**YOUR ASSIGNMENT:** Scan the records for the string "number", then copy each line that has it.

====== MATERIAL PROVIDED ======

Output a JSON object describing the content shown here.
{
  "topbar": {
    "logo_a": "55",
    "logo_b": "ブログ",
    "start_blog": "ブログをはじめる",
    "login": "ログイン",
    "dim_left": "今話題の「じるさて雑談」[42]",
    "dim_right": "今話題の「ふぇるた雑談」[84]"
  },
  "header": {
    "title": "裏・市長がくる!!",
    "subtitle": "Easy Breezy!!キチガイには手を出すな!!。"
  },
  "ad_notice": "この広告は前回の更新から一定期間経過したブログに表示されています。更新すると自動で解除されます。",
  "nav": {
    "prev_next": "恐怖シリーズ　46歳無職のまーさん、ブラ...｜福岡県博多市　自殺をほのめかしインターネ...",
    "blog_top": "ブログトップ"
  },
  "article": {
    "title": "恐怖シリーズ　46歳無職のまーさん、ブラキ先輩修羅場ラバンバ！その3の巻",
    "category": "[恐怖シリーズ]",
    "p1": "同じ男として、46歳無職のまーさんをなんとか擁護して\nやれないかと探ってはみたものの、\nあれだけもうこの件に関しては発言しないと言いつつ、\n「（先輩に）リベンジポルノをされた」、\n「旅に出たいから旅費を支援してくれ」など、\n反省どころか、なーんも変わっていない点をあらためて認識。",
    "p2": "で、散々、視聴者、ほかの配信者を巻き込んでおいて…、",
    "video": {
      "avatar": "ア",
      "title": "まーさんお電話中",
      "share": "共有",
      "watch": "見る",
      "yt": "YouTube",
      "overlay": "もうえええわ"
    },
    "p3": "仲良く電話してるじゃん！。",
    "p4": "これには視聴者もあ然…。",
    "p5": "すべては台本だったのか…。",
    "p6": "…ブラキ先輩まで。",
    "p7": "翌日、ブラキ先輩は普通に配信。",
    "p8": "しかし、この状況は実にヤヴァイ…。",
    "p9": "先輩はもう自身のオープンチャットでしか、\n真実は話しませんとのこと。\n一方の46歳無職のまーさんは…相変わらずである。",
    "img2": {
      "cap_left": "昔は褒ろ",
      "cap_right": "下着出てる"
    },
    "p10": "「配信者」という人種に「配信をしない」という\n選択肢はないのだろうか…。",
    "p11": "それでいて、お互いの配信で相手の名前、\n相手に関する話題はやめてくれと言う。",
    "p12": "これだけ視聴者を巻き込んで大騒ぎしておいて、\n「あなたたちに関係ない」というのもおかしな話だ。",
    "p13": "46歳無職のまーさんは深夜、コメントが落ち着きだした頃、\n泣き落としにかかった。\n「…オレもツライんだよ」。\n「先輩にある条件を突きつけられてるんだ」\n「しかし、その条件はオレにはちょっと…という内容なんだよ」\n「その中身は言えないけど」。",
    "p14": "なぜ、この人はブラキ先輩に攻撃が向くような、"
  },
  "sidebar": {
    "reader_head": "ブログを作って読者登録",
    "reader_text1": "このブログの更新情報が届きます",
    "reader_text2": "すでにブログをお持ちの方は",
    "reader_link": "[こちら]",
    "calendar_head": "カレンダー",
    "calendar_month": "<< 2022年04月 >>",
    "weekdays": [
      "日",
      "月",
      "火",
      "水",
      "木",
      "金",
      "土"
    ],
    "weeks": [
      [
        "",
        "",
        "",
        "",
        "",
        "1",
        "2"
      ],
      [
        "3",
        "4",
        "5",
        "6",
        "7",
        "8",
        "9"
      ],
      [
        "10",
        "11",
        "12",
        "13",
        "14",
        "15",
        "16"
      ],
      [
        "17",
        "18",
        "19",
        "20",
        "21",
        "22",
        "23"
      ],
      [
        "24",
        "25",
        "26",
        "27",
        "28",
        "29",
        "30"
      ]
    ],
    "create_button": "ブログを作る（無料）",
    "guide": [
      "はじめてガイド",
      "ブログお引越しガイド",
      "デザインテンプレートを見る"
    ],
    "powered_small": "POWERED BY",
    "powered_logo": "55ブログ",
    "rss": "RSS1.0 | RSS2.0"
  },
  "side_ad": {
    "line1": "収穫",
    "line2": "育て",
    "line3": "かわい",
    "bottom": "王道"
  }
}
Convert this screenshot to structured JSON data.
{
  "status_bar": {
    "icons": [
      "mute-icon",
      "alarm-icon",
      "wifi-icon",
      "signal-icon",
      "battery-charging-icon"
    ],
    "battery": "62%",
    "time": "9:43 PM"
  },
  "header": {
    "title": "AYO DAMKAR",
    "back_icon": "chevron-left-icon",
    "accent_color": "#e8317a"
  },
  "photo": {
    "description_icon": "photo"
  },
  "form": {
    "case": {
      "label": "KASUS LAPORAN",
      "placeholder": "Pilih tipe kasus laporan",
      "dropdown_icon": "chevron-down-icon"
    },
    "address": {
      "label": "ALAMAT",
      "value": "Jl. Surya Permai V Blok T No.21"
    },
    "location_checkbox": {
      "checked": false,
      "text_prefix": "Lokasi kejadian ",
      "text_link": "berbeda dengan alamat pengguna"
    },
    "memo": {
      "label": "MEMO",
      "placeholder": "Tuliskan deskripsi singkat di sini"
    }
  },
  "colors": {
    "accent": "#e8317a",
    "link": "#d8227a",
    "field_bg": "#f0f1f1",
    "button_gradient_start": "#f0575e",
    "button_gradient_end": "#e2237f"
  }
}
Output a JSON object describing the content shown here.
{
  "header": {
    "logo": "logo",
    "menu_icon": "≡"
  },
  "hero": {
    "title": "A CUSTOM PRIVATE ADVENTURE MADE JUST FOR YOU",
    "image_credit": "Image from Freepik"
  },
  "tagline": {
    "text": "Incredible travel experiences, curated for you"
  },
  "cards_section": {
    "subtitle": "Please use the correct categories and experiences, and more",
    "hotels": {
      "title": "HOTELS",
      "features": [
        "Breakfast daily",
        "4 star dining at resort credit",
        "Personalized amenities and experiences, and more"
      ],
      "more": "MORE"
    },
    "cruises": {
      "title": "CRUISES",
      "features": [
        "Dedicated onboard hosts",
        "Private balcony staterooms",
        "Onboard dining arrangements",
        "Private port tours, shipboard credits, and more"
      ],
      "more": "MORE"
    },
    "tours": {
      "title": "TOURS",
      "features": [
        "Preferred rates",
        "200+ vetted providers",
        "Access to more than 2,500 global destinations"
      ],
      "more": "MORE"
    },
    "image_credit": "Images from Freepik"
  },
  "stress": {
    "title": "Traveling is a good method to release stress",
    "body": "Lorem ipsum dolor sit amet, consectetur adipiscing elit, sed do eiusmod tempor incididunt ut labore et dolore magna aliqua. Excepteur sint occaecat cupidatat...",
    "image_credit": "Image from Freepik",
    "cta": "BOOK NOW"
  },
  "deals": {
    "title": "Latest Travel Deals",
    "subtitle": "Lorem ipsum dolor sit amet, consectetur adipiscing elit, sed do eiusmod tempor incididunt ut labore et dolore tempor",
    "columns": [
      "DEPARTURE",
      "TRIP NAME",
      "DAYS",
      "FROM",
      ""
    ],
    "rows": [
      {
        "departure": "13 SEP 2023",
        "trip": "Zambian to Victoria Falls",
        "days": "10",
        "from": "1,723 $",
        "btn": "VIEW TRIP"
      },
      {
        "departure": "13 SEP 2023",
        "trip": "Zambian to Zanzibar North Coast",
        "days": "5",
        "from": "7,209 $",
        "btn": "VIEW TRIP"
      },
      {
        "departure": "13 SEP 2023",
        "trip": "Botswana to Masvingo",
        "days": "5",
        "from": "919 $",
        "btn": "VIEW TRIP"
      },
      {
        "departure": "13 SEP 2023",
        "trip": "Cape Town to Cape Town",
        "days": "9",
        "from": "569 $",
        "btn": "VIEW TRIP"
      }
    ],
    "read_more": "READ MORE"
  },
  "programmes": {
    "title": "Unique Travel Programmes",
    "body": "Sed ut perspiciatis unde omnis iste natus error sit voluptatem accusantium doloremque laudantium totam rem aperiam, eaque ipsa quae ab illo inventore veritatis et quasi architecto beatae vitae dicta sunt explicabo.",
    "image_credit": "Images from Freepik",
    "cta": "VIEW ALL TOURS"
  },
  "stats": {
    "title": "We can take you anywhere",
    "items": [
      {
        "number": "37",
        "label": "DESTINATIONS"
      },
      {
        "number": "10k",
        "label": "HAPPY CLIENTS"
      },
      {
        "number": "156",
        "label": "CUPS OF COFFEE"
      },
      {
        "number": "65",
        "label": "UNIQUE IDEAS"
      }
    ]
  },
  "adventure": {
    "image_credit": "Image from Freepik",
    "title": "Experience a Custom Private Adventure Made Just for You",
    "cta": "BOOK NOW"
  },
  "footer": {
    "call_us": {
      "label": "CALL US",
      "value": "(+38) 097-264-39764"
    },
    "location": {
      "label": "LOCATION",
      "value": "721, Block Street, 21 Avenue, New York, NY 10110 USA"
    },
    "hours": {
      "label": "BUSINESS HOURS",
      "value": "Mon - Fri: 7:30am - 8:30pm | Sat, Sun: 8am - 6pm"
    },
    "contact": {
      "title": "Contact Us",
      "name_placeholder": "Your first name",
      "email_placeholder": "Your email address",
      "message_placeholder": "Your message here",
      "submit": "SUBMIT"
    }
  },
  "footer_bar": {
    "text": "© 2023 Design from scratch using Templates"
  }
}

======

**ANSWER TO THIS TASK:**
        "number": "37",
        "number": "10k",
        "number": "156",
        "number": "65",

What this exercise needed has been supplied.